Task goal ::
Write out every line below that contains "your".

+ + + +

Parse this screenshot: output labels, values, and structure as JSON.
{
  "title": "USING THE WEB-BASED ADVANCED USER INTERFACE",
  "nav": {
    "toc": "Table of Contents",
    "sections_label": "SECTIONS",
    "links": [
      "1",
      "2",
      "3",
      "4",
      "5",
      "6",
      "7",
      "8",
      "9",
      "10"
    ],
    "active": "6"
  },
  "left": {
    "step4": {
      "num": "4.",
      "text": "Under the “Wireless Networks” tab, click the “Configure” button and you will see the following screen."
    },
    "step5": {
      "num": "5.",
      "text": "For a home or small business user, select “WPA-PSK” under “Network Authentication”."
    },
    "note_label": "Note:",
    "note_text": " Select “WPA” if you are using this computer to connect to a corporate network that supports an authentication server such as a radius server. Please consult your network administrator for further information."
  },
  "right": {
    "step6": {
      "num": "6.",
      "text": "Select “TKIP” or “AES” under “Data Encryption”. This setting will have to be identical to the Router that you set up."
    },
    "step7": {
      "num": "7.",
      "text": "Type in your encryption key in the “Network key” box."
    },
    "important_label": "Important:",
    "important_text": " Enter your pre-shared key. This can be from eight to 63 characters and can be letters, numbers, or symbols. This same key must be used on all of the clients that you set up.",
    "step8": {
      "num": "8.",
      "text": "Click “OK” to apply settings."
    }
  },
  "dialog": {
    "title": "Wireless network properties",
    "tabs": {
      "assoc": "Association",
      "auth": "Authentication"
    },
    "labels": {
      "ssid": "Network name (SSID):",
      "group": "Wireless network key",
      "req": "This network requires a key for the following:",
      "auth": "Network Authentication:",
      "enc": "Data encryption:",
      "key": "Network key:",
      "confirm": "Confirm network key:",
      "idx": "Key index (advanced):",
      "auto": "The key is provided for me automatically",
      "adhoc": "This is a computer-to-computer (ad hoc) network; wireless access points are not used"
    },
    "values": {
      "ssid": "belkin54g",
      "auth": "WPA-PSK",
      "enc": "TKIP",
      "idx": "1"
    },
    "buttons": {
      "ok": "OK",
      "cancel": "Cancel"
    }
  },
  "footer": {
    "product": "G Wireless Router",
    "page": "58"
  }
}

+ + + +

Solution to this task ::
    "note_text": " Select “WPA” if you are using this computer to connect to a corporate network that supports an authentication server such as a radius server. Please consult your network administrator for further information."
      "text": "Type in your encryption key in the “Network key” box."
    "important_text": " Enter your pre-shared key. This can be from eight to 63 characters and can be letters, numbers, or symbols. This same key must be used on all of the clients that you set up.",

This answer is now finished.